Wednesday, November 10, 2010
Everybody in sales is hardwired to be glass-half-full types. But the agents’ business model is broken. Their glass is cracked and leaking. They are not helping themselves by releasing chipper reports documenting the supposed investment value of homeownership….over this decade.
Here’s an excerpt from the just-released NAR Survey of Buyers and Sellers:
“Even with several years of price declines, the typical seller who purchased a home eight years ago experienced a median equity gain of $33,000, a 24 percent increase, while sellers who were in their homes for 11 to 15 years saw a median gain of 40 percent.”
In this one paragraph, the NAR glosses over eight years of losses. Nationally, home values have slid back to the 2002 level. And the slide is accelerating, according to this week’s Zillow report.
The American model of homeownership is crumbling. Nobody can afford to let an agent carry off their paltry equity. Homeowners cannot count on recouping the money they put into remodeling. Just yesterday, a prominent appraiser told us in an interview that no homeowner ever recaptures maintenance expenses. You bought the house with a roof. You sell the house with a roof. How much it costs you in between to keep a roof on the house is not an investment. It’s an expense.
We believe in homeownership. We believe that owning a home is a financial and social cornerstone appropriate for the majority of American families. Home equity anchors a secure retirement, can be tapped to start a business, and can serve as a source of emergency savings.
Buy a house for economic and family stability and self-determination. But don’t buy it counting on a juicy return.

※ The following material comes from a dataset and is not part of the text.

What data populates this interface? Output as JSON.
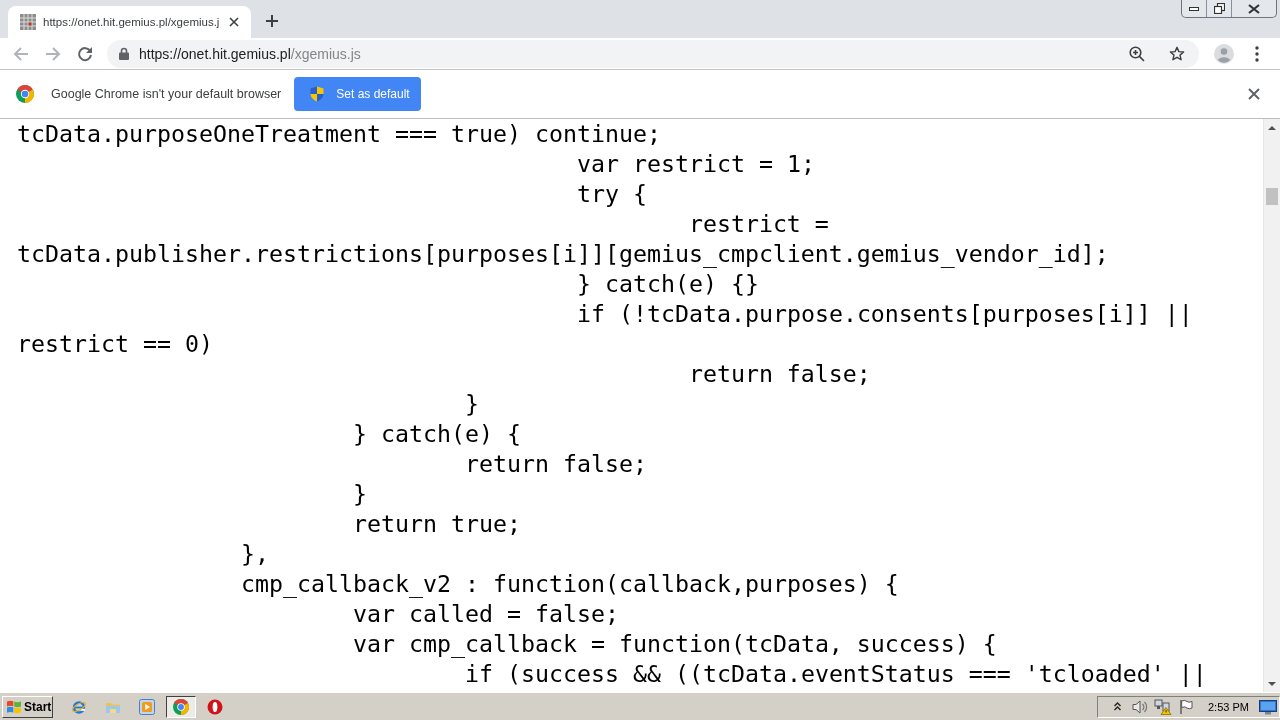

The NAR should listen to its own customers, who agree with us. Its own survey found that the single biggest reason cited by homeowners for wanting to own a home is to ..own a home that is their own. Isn’t that enough? It is for us. Why isn’t it for the NAR?